Once that’s out of the way, you can break free from your limiting beliefs and gain more confidence through a series of positive mindset shifts.
Think of it like this:
If every other candidate is better than you in every way, then why weren't you automatically rejected?
After all you were asked to come in and do an interview with the HR person.
You must have done something right!
Don’t worry about rejections at this stage because there's a lot of reasons for rejection, both subjective and objective. And usually what it comes down to is having a mismatch between your skill set and then company's needs.
Simple as that.
It has nothing to do with your personal traits, or you as a person. That is, unless you did something majorly wrong, such as kicking the office dog on your way out which I’m not sure why you would do such a horrible thing.
A company usually would not reject you simply because you're not good enough or anything like that.
If you already gotten the interview, that means the HR manager or the project lead or whoever is hiring for this role sees something in you that will bring value to the company.
Otherwise, there's absolutely no reason to waste your or their time talking to you.
Again, why bother setting up the interview? It’s because you've done something right.
Now, that is a fact.
You at least got an interview!
Now think of it from the other side: if both you and the other candidates are selected to be interviewed for the same role, do they really have an advantage over you?
Yes it’s possible they could be more technically proficient, have better social skills, worked at companies that everyone has heard of, or have 3 diplomas and 1 PhD or whatever.
But the fact that they're not automatically selected over you should already give you a confidence boost.
They supposedly have all these advantages over you, yet they still have to compete with you for the same job.
And that is your edge and their detriment.
You probably haven't worked at any of the Fortune 1000 companies. You didn't teach yourself programming since 8 years old. And you probably don't have a shiny resume that has recruiters lining up to speak to you. But you are selected to be interviewed among those who do have all those things.
How's that for a confidence boost?
With a simple mindset shift, you can turn your disadvantages into your greatest weapon!
And when you stack up these positive mindset shifts, you will start to become more confident from the bottom of your heart.
No more pretending! No more trying to be someone who you're not.
Instead, you'll be more calm and collected when you're in similar situations. You have less self-doubt and be overall more positive.
And that's it. This one of the ways I discovered to instantly becoming more confident in everything I do.
Once you break free from limiting beliefs and have super positive mindset shifts, you will be unstoppable!
Now, I don't know how to end this. So I hope this is interesting and helpful to you in your job searching journey.

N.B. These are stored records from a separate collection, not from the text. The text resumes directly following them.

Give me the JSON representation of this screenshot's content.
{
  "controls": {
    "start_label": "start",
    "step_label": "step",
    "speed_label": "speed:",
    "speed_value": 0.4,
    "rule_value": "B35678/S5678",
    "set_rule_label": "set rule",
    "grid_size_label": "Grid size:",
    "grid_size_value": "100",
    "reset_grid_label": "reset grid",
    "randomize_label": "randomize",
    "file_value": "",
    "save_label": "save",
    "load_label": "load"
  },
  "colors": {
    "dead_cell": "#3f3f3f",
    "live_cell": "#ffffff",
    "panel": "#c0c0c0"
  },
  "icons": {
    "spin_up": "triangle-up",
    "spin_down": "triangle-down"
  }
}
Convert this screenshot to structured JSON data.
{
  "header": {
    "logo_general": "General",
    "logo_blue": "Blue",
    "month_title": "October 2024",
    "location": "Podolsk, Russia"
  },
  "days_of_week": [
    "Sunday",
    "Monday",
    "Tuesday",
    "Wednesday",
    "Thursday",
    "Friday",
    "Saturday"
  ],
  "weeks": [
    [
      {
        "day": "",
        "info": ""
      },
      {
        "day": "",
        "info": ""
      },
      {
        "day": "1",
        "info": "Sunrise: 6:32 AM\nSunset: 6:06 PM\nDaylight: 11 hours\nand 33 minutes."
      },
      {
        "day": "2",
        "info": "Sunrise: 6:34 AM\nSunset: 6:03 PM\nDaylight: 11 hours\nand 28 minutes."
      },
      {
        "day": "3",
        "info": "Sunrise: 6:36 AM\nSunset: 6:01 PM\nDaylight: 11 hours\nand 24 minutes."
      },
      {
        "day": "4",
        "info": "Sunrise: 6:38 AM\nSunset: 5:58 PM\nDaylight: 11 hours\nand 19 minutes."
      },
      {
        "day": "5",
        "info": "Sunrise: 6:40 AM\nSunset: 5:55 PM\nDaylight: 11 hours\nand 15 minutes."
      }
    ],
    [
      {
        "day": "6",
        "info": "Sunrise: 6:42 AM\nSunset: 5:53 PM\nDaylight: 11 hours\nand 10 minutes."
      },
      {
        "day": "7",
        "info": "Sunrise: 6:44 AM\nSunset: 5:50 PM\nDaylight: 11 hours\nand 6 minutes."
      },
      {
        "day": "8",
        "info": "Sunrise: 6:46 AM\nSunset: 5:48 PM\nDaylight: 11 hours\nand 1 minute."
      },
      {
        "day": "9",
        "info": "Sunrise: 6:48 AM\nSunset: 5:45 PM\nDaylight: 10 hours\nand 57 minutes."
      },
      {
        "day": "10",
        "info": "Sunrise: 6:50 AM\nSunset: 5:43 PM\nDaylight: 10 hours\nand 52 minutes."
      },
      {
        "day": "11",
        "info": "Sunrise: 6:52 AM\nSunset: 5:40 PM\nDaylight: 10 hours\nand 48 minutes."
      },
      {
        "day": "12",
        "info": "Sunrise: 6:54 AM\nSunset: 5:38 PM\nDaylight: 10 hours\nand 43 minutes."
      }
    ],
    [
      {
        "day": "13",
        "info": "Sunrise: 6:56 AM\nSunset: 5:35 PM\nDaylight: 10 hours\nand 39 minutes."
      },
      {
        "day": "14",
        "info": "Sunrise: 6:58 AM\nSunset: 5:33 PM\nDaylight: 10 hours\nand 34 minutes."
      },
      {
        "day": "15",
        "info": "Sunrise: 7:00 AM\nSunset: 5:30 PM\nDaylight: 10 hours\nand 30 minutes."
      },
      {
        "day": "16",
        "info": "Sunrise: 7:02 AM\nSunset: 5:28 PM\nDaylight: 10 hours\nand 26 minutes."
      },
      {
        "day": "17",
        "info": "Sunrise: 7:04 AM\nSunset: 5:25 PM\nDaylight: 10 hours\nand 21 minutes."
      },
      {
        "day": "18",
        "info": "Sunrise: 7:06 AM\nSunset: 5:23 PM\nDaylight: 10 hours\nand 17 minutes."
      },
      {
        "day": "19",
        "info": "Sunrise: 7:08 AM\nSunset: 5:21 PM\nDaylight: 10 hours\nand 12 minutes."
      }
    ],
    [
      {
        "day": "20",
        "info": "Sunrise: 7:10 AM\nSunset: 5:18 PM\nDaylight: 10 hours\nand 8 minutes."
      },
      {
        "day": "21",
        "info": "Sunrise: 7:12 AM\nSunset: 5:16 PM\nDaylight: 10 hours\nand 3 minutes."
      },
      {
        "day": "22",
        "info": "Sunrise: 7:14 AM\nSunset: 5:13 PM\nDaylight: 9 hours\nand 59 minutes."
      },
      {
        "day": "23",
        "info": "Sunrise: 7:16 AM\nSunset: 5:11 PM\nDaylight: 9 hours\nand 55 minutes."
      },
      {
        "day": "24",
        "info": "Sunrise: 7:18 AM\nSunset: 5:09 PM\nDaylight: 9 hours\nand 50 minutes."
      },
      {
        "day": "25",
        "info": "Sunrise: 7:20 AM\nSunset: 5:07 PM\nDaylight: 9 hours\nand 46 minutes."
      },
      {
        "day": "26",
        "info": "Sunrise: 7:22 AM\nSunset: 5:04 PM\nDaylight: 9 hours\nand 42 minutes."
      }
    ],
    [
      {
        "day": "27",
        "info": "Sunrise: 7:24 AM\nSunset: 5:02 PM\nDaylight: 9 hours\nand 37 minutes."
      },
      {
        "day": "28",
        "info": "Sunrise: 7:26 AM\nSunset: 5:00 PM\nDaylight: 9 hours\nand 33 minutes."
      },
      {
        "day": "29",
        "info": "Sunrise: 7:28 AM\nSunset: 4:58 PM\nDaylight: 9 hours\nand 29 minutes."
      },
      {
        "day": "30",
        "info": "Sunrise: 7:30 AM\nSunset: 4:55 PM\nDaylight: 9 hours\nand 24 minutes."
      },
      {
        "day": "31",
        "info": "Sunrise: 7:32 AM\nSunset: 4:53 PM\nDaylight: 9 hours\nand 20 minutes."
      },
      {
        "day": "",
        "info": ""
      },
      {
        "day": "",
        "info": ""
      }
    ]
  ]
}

As always, if there's anything you’d like me to cover, or share, just hit me up.
I'll see you next time on “Sam talks about random subjects remotely related to computers or ‘computering’ as he calls it.”